YT 3706 - Technical improvements
In case there was any interest in the technical improvements I've been quietly making, I thought I'd send these as a separate e-mail, including a picture. I hope this is of interest.
I should start by pointing out that my mission is not to modify my YT too far from standard. I sought out a YT wanting a comfortable 4-seater open tourer; a fun family car for sunny week-ends. YT3706 is not a concours project, but still a highly original car with just a few minor mods under the hood to help it do the job. That is, cover the slightly longer Australian distances. Apologies to the purists, but I can recommend the minor "bolt on" work described below. At around A$1,300 spent, the performance results have been good value for money.
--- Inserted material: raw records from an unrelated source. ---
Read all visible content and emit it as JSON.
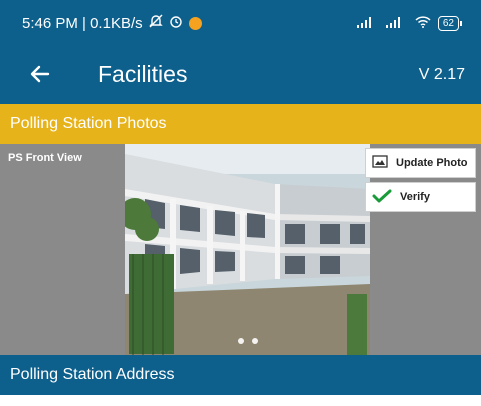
{
  "status_bar": {
    "text": "5:46 PM | 0.1KB/s",
    "battery": "62"
  },
  "app_bar": {
    "title": "Facilities",
    "version": "V 2.17"
  },
  "sections": {
    "photos_title": "Polling Station Photos",
    "address_title": "Polling Station Address"
  },
  "photo": {
    "label": "PS Front View",
    "update_button": "Update Photo",
    "verify_button": "Verify",
    "carousel_pages": 2
  },
  "colors": {
    "primary": "#0d5f8c",
    "yellow": "#e7b31b",
    "verify_green": "#1a9b3a"
  }
}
The XPAG engine is very original and in very good order. Step one was to replace the original but slightly vague Lucas distributor with small bodied Bosch 485009 with 10 degree advance (BTDC). Point gap is 0.4 - 0.5mm. Dwell angle is 48 - 52 degree. A more precise advance curve with modern points instantly gave the engine better pick-up and more torque at lower revs. Modern HT leads also helped.
Step 2 was to replace the original oil-bath air filter and its constrictive manifold with a pair of K&N high flow filters. This is a considerable cosmetic change under the bonnet but I could not understand the logic of having those wonderful twin SU carbies sucking through such a complicated common filter/silencer. The new canisters needed to be modified to take a new rocker-cover breather pipe (via a copper pipe "T" piece). The forward canister needed a slight shaving on one corner to give adequate clearance from the right hand bonnet. Finally, the right hand radiator stay was replaced with a modified curved strut. These modifications are visible in the attached picture. In terms of performance, the increased induction response is noticeable. There is no lag in throttle response and a full air-fuel charge being delivered. Induction noise is obviously greater, but in an open touring car this is hardly an issue. In fact, I quite enjoy the sound.
Step 3 was to replace the standard cast exhaust manifold with a custom made, double coated exhaust header/extractor. This was a big decision and the biggest cost (approximately A$800) but having experienced significant improvements on other engines by changing the exhaust system I knew it could only help. The result surpassed my expectations. Firstly the engine runs noticeably cooler. The double ceramic coated mild steel header pipes evacuate the hot exhaust gases efficiently out of the engine bay. This means that the whole induction side of the engine (including the carbies) runs cooler, delivering a higher density fuel-air charge. Secondly the quicker evacuation allows the improved induction path to reach its potential. Finally, the whole exhaust system is quieter. The noticeable harshness of the standard manifold is gone, with a smooth, lower frequency, balanced exhaust note resulting. There is also a very sexy popping sound as the power comes off at higher revs.
I have not dyno-tested the car to measure the horsepower gain overall but it is noticeable. It is very quick, with lots of torque to corner in all gears. Hill climbing is greatly improved, with 4th gear coping with all but the steepest grades. On the highway accelerating smoothly to over 65mph is easy. There is power to go further but I've not pushed it too far. There is easily enough power to cope with a 5th gear, but that's not on the agenda. Under the bonnet the result is tidy and attractive (see photos). Fuel consumption is also better. All of this is without shaving or porting the head, which is a much more expensive exercise.
The XPAG is a great little engine. It needs just a little help to realise its potential. If you don't mind being a little away from the original, I can recommend the above bolt-on's.
Upadte July 2018
I found this car in 2004 in a somewhat neglected mechanical condition. Work was needed and I chose subtle modifications over strict originality. YT3706 is now a relatively quick and long-legged Y, a veteran of several interstate trips and an easy drive in modern traffic. It’s been a 14+ year project working around the car, punctuated by catastrophe in 2012 when one of the original exhaust valves shed its head through the top of #1 piston at ~3,500rpm. The consequent damage led to a rebuild of the engine, then some progressive improvements in drive train, electrics, induction and exhaust, tuning and suspension. This process took several years to work through and every step has been worthwhile. “Cecil” remains relatively standard on the outside and is still a matching numbers car, but with the following inventory of improvements under the skin:
All adds up to a very driveable car. Capable and fun in all conditions, comfortable for a long highway drive or tackling peak-period traffic. Cecil can cruise at 62mph @ 3,750rpm, which the fully balanced engine handles well through the standard y-type gear box and long diff. On the outside Cecil carries a bit of patina, consistent with being a car that’s used every week. Quick, reliable and fun, Cecil always turns heads on an outing.
Robert Ades. Australia.